Skip to main content

Iron Gall Red #3, by KWZ


Yesterday I wrote a review on KWZ's beautiful IG Green #3. Today's review is of a red from the same brand, iron gall red #3. 

The ink is very well behaved, no feathering or show-through, well lubricated and drying faster than average (little less than 25 secs). Shading is moderate. The water resistance is quite good, the ink can take some water and still remain legible. I have used this ink in a TWSBI with a broad nib, a TWSBI with stub nib and with an oblique 1mm tape nib. With all these pens the ink behaved perfectly on Original Crown Mill Vellum paper.

On copy paper KWZ IG feathers a little bit and there is significant show-through, but the ink is suitable for use on cheaper papers as well.

IG Red #3 is suited for long (work) notes or letters and doesn't strain the eyes. That makes it suitable for a lot of different uses. Like every IG ink this one darkens (a lot) when dry. The effect is in this color is so big you can literally see it change when writing. At first this ink turns from a bright, beautiful red into a muddy, filthy mix of red and brown, with a slight hint of purple. But it continues to darken and after a few days it is a deep dark red, leaning towards both brown and red. No longer a filthy mix, but not bad at all!


Compared to a few other red inks, not many come close. Garnet Red (Graf van Faber Castell) and Diamine's Merlot and Syrah come a bit close when the ink is still a bit wet.

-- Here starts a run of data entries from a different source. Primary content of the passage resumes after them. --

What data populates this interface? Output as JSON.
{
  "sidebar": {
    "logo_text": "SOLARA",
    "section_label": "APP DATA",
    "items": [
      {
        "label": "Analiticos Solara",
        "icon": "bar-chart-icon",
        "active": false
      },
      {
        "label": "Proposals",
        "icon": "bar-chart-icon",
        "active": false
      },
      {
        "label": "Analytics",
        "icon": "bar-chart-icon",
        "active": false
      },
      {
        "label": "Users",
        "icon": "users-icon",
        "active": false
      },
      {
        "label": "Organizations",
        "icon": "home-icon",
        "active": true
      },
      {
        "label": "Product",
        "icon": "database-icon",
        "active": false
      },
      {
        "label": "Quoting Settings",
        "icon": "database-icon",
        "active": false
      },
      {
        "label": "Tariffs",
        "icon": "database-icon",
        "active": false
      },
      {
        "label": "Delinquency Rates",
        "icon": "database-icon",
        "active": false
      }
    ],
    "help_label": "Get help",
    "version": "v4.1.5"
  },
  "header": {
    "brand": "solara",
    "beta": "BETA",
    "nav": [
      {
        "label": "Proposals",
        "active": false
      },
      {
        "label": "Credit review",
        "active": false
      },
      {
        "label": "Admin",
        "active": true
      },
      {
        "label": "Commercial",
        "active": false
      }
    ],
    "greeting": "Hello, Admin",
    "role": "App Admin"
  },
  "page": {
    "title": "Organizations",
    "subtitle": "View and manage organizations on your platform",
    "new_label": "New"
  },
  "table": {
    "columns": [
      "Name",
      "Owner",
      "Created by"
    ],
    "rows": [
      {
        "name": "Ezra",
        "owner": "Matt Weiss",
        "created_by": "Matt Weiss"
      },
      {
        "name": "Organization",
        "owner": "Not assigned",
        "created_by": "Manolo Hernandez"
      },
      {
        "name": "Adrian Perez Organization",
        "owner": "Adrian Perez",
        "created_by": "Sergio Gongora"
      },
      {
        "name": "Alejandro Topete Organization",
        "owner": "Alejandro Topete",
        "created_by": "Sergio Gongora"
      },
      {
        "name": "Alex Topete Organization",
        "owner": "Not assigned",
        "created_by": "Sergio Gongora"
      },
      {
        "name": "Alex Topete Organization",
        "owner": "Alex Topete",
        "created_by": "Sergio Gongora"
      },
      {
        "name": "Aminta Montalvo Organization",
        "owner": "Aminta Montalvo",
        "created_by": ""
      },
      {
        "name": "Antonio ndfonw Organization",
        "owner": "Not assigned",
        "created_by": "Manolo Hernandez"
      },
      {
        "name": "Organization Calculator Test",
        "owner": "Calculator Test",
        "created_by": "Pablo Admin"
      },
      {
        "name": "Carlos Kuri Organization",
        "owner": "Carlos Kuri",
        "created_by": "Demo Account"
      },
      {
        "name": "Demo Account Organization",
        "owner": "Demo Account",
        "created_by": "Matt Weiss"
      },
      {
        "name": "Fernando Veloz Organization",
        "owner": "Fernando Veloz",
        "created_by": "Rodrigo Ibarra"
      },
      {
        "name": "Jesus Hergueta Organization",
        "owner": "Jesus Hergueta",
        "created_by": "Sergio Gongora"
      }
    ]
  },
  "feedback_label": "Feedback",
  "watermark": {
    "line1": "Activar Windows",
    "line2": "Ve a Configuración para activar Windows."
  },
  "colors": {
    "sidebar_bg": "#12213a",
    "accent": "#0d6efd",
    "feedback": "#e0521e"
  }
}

Oxblood is a lot more red and vivid. 

KWZ's IG are well-behaved quality inks... but don't use it for a letter that will be delivered within the next three days!



Popular posts from this blog

Around the World in 80 Days, Montblanc

  Visiting Paris last month, I couldn't resist visiting the Montblanc flagship store and pick up a bottle of ink. Around the World in 80 Days is a limited edition ink, part of the recent collection about Jules Verne's description of Phileas Fogg's adventure. Nicely packed and in the well-known beautiful bottle. The ink is someone between blue and green, increasingly green in a wetter, broader nib. As such it is suitable for both the office as well as personal notes and correspondence. Personally, I like the ink best in finer nibs. It seems more dark and blue that way.  I have tried the ink on both Tomoe River and Rhodia paper. The ink behaved flawlessly and feels a little bit on the dry side. Drying time is neither slow nor fast, 40 secs on Tomoe River.  On Rhodia paper On Tomoe River (52g) The ink doesn't handle water very well, even after a few days the ink smears easily when some water drops are applied. Careful!  The full characteristics: F

Orange!!

  It's Spring, we just had King's day and the European Championships football are being held next month. More than enough reasons to fill up some pens with orange inks. I was surprised to see I had gathered eight inks in the past few years that qualify as orange. Some true bright orange, some leaning more towards red or brown. Which one is your favorite? Written on Tomoe river, 52g

Kikyou, Sailor Manyo

A few months ago this new ink series by Sailor was announced. Based on flowers, in a stylish 50ml bottle. What I see is not a flower, but an ink that is stormy blue with a hint of green. Teal? Maybe, but in my opinion it's darker than that, scans and monitors can be slightly deceiving. This ink can be a work horse. Very suitable for note taking, definitely works in the office, but also for personal notes and correspondence. The ink writes like a dream. It's not very wet, but smooth and extremely well-behaved in any pen. Just the combination crown mill vellum paper and a poster nib (as you can see), leads to some feathering of the ink. Drying times are simply fast, with just 12 seconds on this paper! Shading is low. Water resistance is low. Even after days it smears easily with just a tiny drop of water. I called this ink a work horse. It is, and an expensive one. Even though it's wonderful ink, it's simply not special enough to justify the price. Yonaga (Sailor)